> **Task to carry out**: In the data that follows, how many lines contain the word "this"? Give only that number.
***
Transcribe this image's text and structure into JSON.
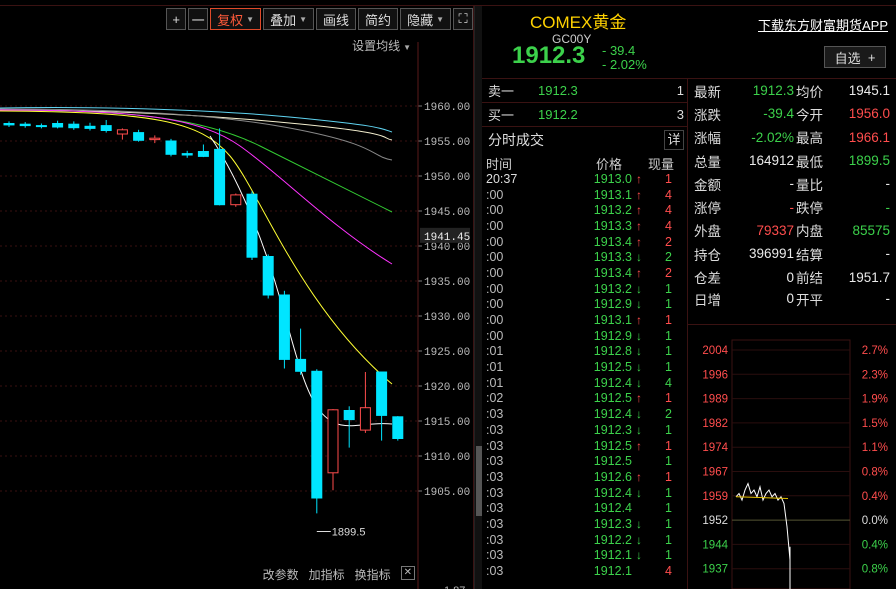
{
  "toolbar": {
    "plus": "+",
    "minus": "一",
    "adjust": "复权",
    "overlay": "叠加",
    "draw": "画线",
    "simple": "简约",
    "hide": "隐藏",
    "fullscreen": "⛶"
  },
  "ma_setting": "设置均线",
  "bottom_links": {
    "params": "改参数",
    "add": "加指标",
    "swap": "换指标",
    "close": "✕"
  },
  "axis_bottom_partial": "1.87",
  "chart_data": {
    "type": "candlestick",
    "y_ticks": [
      1960.0,
      1955.0,
      1950.0,
      1945.0,
      1940.0,
      1935.0,
      1930.0,
      1925.0,
      1920.0,
      1915.0,
      1910.0,
      1905.0
    ],
    "y_tick_labels": [
      "1960.00",
      "1955.00",
      "1950.00",
      "1945.00",
      "1940.00",
      "1935.00",
      "1930.00",
      "1925.00",
      "1920.00",
      "1915.00",
      "1910.00",
      "1905.00"
    ],
    "current_label": "1941.45",
    "low_label": "1899.5",
    "ylim": [
      1901.5,
      1963.0
    ],
    "candles": [
      {
        "o": 1957.5,
        "h": 1957.8,
        "l": 1957.0,
        "c": 1957.3
      },
      {
        "o": 1957.4,
        "h": 1957.7,
        "l": 1956.9,
        "c": 1957.2
      },
      {
        "o": 1957.2,
        "h": 1957.5,
        "l": 1956.8,
        "c": 1957.1
      },
      {
        "o": 1957.5,
        "h": 1957.9,
        "l": 1956.8,
        "c": 1957.0
      },
      {
        "o": 1957.4,
        "h": 1957.8,
        "l": 1956.6,
        "c": 1956.9
      },
      {
        "o": 1957.1,
        "h": 1957.6,
        "l": 1956.5,
        "c": 1956.8
      },
      {
        "o": 1957.2,
        "h": 1958.0,
        "l": 1956.2,
        "c": 1956.5
      },
      {
        "o": 1956.0,
        "h": 1956.8,
        "l": 1955.2,
        "c": 1956.6
      },
      {
        "o": 1956.2,
        "h": 1956.6,
        "l": 1954.9,
        "c": 1955.1
      },
      {
        "o": 1955.2,
        "h": 1955.8,
        "l": 1954.7,
        "c": 1955.4
      },
      {
        "o": 1955.0,
        "h": 1955.3,
        "l": 1952.8,
        "c": 1953.1
      },
      {
        "o": 1953.2,
        "h": 1953.6,
        "l": 1952.6,
        "c": 1953.0
      },
      {
        "o": 1953.5,
        "h": 1954.5,
        "l": 1952.7,
        "c": 1952.8
      },
      {
        "o": 1953.8,
        "h": 1956.8,
        "l": 1945.8,
        "c": 1945.9
      },
      {
        "o": 1945.9,
        "h": 1947.5,
        "l": 1945.6,
        "c": 1947.3
      },
      {
        "o": 1947.4,
        "h": 1947.8,
        "l": 1938.0,
        "c": 1938.4
      },
      {
        "o": 1938.5,
        "h": 1938.8,
        "l": 1932.5,
        "c": 1933.0
      },
      {
        "o": 1933.0,
        "h": 1933.6,
        "l": 1922.5,
        "c": 1923.8
      },
      {
        "o": 1923.8,
        "h": 1928.2,
        "l": 1921.6,
        "c": 1922.1
      },
      {
        "o": 1922.1,
        "h": 1922.4,
        "l": 1901.8,
        "c": 1904.0
      },
      {
        "o": 1907.6,
        "h": 1916.7,
        "l": 1905.1,
        "c": 1916.6
      },
      {
        "o": 1916.5,
        "h": 1917.1,
        "l": 1911.2,
        "c": 1915.2
      },
      {
        "o": 1913.7,
        "h": 1922.0,
        "l": 1913.3,
        "c": 1916.9
      },
      {
        "o": 1922.0,
        "h": 1922.0,
        "l": 1912.2,
        "c": 1915.8
      },
      {
        "o": 1915.6,
        "h": 1915.7,
        "l": 1912.2,
        "c": 1912.5
      }
    ],
    "ma_colors": [
      "#ffffff",
      "#ffff33",
      "#ff33ff",
      "#33cc33",
      "#f5f0d0",
      "#5fd3f0"
    ]
  },
  "instrument": {
    "name": "COMEX黄金",
    "code": "GC00Y",
    "price": "1912.3",
    "change": "- 39.4",
    "change_pct": "- 2.02%",
    "app_link": "下载东方财富期货APP",
    "watch": "自选",
    "watch_plus": "+"
  },
  "orderbook": [
    {
      "label": "卖一",
      "price": "1912.3",
      "vol": "1"
    },
    {
      "label": "买一",
      "price": "1912.2",
      "vol": "3"
    }
  ],
  "ticks_title": "分时成交",
  "ticks_detail": "详",
  "ticks_head": {
    "time": "时间",
    "price": "价格",
    "vol": "现量"
  },
  "ticks": [
    {
      "t": "20:37",
      "p": "1913.0",
      "d": "up",
      "v": "1"
    },
    {
      "t": ":00",
      "p": "1913.1",
      "d": "up",
      "v": "4"
    },
    {
      "t": ":00",
      "p": "1913.2",
      "d": "up",
      "v": "4"
    },
    {
      "t": ":00",
      "p": "1913.3",
      "d": "up",
      "v": "4"
    },
    {
      "t": ":00",
      "p": "1913.4",
      "d": "up",
      "v": "2"
    },
    {
      "t": ":00",
      "p": "1913.3",
      "d": "down",
      "v": "2"
    },
    {
      "t": ":00",
      "p": "1913.4",
      "d": "up",
      "v": "2"
    },
    {
      "t": ":00",
      "p": "1913.2",
      "d": "down",
      "v": "1"
    },
    {
      "t": ":00",
      "p": "1912.9",
      "d": "down",
      "v": "1"
    },
    {
      "t": ":00",
      "p": "1913.1",
      "d": "up",
      "v": "1"
    },
    {
      "t": ":00",
      "p": "1912.9",
      "d": "down",
      "v": "1"
    },
    {
      "t": ":01",
      "p": "1912.8",
      "d": "down",
      "v": "1"
    },
    {
      "t": ":01",
      "p": "1912.5",
      "d": "down",
      "v": "1"
    },
    {
      "t": ":01",
      "p": "1912.4",
      "d": "down",
      "v": "4"
    },
    {
      "t": ":02",
      "p": "1912.5",
      "d": "up",
      "v": "1"
    },
    {
      "t": ":03",
      "p": "1912.4",
      "d": "down",
      "v": "2"
    },
    {
      "t": ":03",
      "p": "1912.3",
      "d": "down",
      "v": "1"
    },
    {
      "t": ":03",
      "p": "1912.5",
      "d": "up",
      "v": "1"
    },
    {
      "t": ":03",
      "p": "1912.5",
      "d": "",
      "v": "1"
    },
    {
      "t": ":03",
      "p": "1912.6",
      "d": "up",
      "v": "1"
    },
    {
      "t": ":03",
      "p": "1912.4",
      "d": "down",
      "v": "1"
    },
    {
      "t": ":03",
      "p": "1912.4",
      "d": "",
      "v": "1"
    },
    {
      "t": ":03",
      "p": "1912.3",
      "d": "down",
      "v": "1"
    },
    {
      "t": ":03",
      "p": "1912.2",
      "d": "down",
      "v": "1"
    },
    {
      "t": ":03",
      "p": "1912.1",
      "d": "down",
      "v": "1"
    },
    {
      "t": ":03",
      "p": "1912.1",
      "d": "",
      "v": "4"
    }
  ],
  "stats": [
    {
      "k1": "最新",
      "v1": "1912.3",
      "c1": "green",
      "k2": "均价",
      "v2": "1945.1",
      "c2": "white"
    },
    {
      "k1": "涨跌",
      "v1": "-39.4",
      "c1": "green",
      "k2": "今开",
      "v2": "1956.0",
      "c2": "red"
    },
    {
      "k1": "涨幅",
      "v1": "-2.02%",
      "c1": "green",
      "k2": "最高",
      "v2": "1966.1",
      "c2": "red"
    },
    {
      "k1": "总量",
      "v1": "164912",
      "c1": "white",
      "k2": "最低",
      "v2": "1899.5",
      "c2": "green"
    },
    {
      "k1": "金额",
      "v1": "-",
      "c1": "white",
      "k2": "量比",
      "v2": "-",
      "c2": "white"
    },
    {
      "k1": "涨停",
      "v1": "-",
      "c1": "red",
      "k2": "跌停",
      "v2": "-",
      "c2": "green"
    },
    {
      "k1": "外盘",
      "v1": "79337",
      "c1": "red",
      "k2": "内盘",
      "v2": "85575",
      "c2": "green"
    },
    {
      "k1": "持仓",
      "v1": "396991",
      "c1": "white",
      "k2": "结算",
      "v2": "-",
      "c2": "white"
    },
    {
      "k1": "仓差",
      "v1": "0",
      "c1": "white",
      "k2": "前结",
      "v2": "1951.7",
      "c2": "white"
    },
    {
      "k1": "日增",
      "v1": "0",
      "c1": "white",
      "k2": "开平",
      "v2": "-",
      "c2": "white"
    }
  ],
  "mini_chart": {
    "left_labels": [
      "2004",
      "1996",
      "1989",
      "1982",
      "1974",
      "1967",
      "1959",
      "1952",
      "1944",
      "1937"
    ],
    "right_labels": [
      "2.7%",
      "2.3%",
      "1.9%",
      "1.5%",
      "1.1%",
      "0.8%",
      "0.4%",
      "0.0%",
      "0.4%",
      "0.8%"
    ],
    "prices": [
      1959,
      1960,
      1958,
      1961,
      1963,
      1960,
      1961,
      1959,
      1962,
      1958,
      1960,
      1961,
      1959,
      1960,
      1958,
      1959,
      1957,
      1950,
      1940
    ]
  }
}
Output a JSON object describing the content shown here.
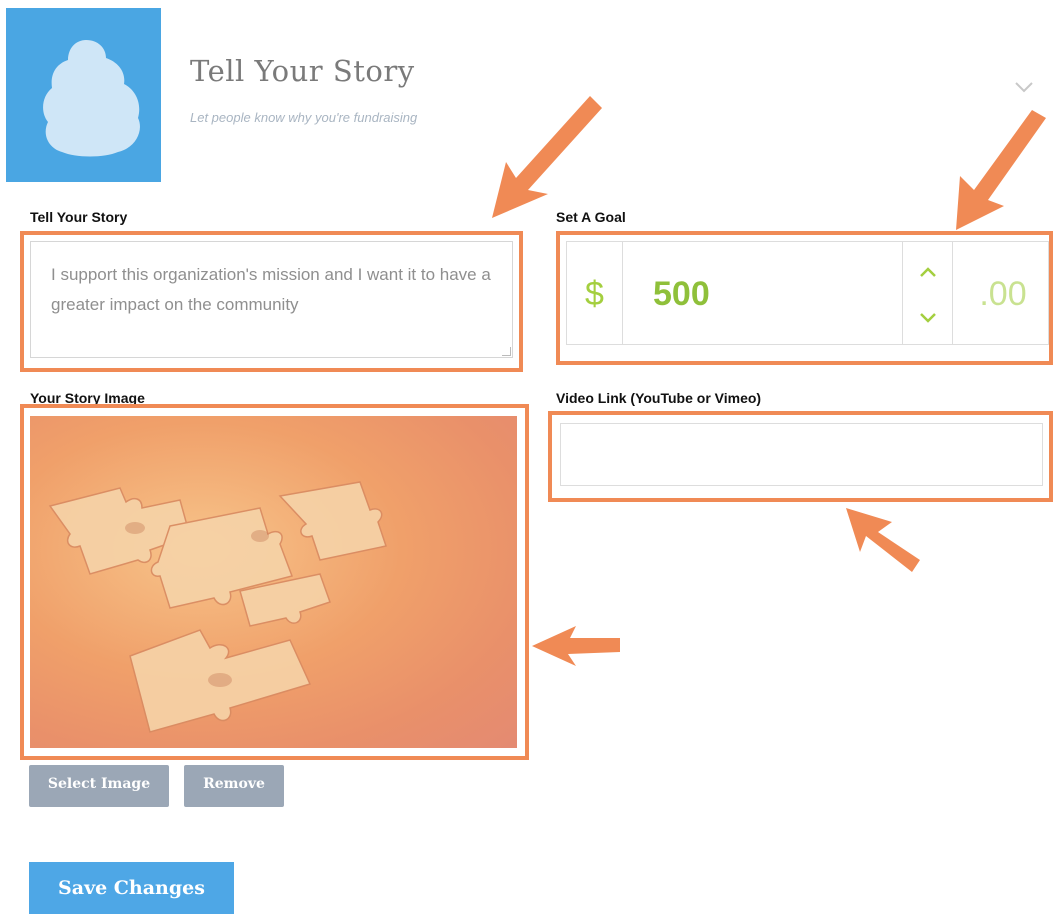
{
  "header": {
    "title": "Tell Your Story",
    "subtitle": "Let people know why you're fundraising",
    "icon": "campaign-avatar-icon",
    "accent_color": "#4aa6e3"
  },
  "story": {
    "label": "Tell Your Story",
    "value": "I support this organization's mission and I want it to have a greater impact on the community"
  },
  "goal": {
    "label": "Set A Goal",
    "currency": "$",
    "amount": "500",
    "cents": ".00"
  },
  "story_image": {
    "label": "Your Story Image",
    "select_button": "Select Image",
    "remove_button": "Remove"
  },
  "video": {
    "label": "Video Link (YouTube or Vimeo)",
    "value": ""
  },
  "actions": {
    "save_label": "Save Changes"
  },
  "colors": {
    "highlight": "#f08a55",
    "goal_green": "#8fc03a",
    "save_blue": "#4ea7e6",
    "secondary_button": "#9ba7b6"
  }
}
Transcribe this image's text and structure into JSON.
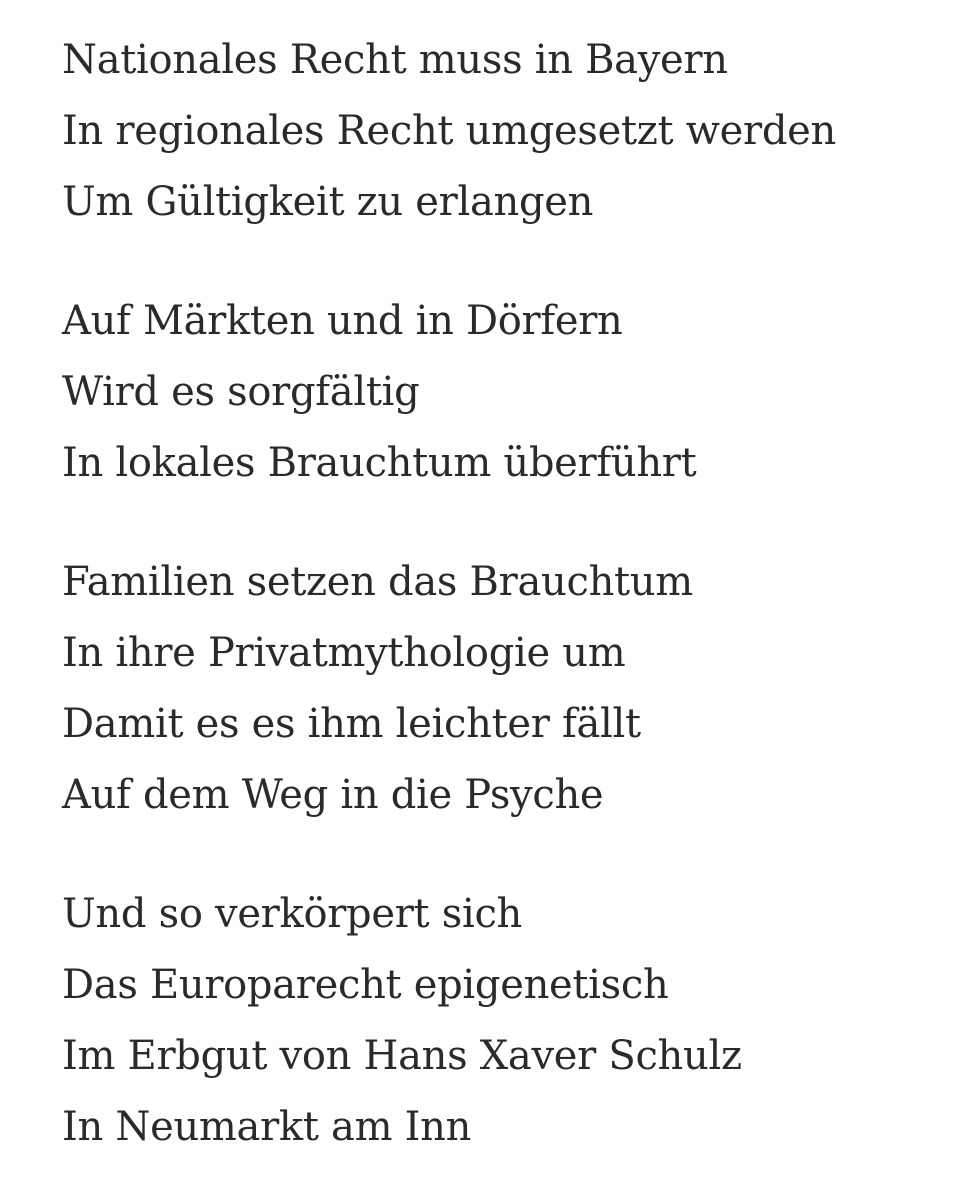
{
  "poem": {
    "stanzas": [
      {
        "lines": [
          "Nationales Recht muss in Bayern",
          "In regionales Recht umgesetzt werden",
          "Um Gültigkeit zu erlangen"
        ]
      },
      {
        "lines": [
          "Auf Märkten und in Dörfern",
          "Wird es sorgfältig",
          "In lokales Brauchtum überführt"
        ]
      },
      {
        "lines": [
          "Familien setzen das Brauchtum",
          "In ihre Privatmythologie um",
          "Damit es es ihm leichter fällt",
          "Auf dem Weg in die Psyche"
        ]
      },
      {
        "lines": [
          "Und so verkörpert sich",
          "Das Europarecht epigenetisch",
          "Im Erbgut von Hans Xaver Schulz",
          "In Neumarkt am Inn"
        ]
      }
    ]
  }
}
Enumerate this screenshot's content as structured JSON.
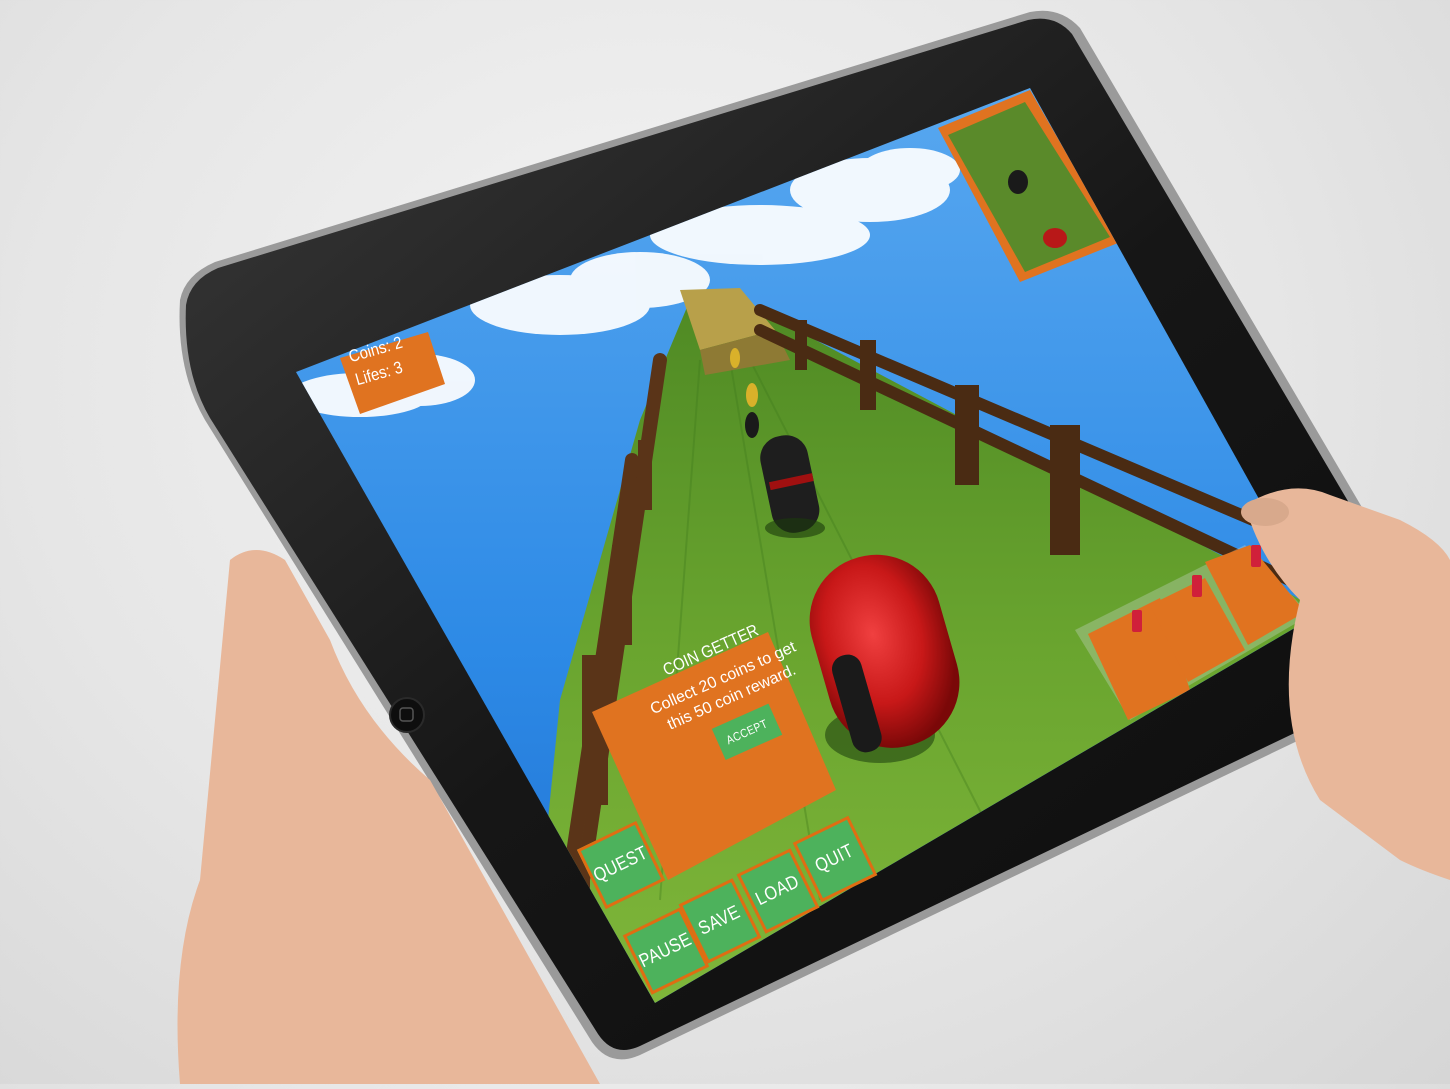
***
> **Exercise output**: 4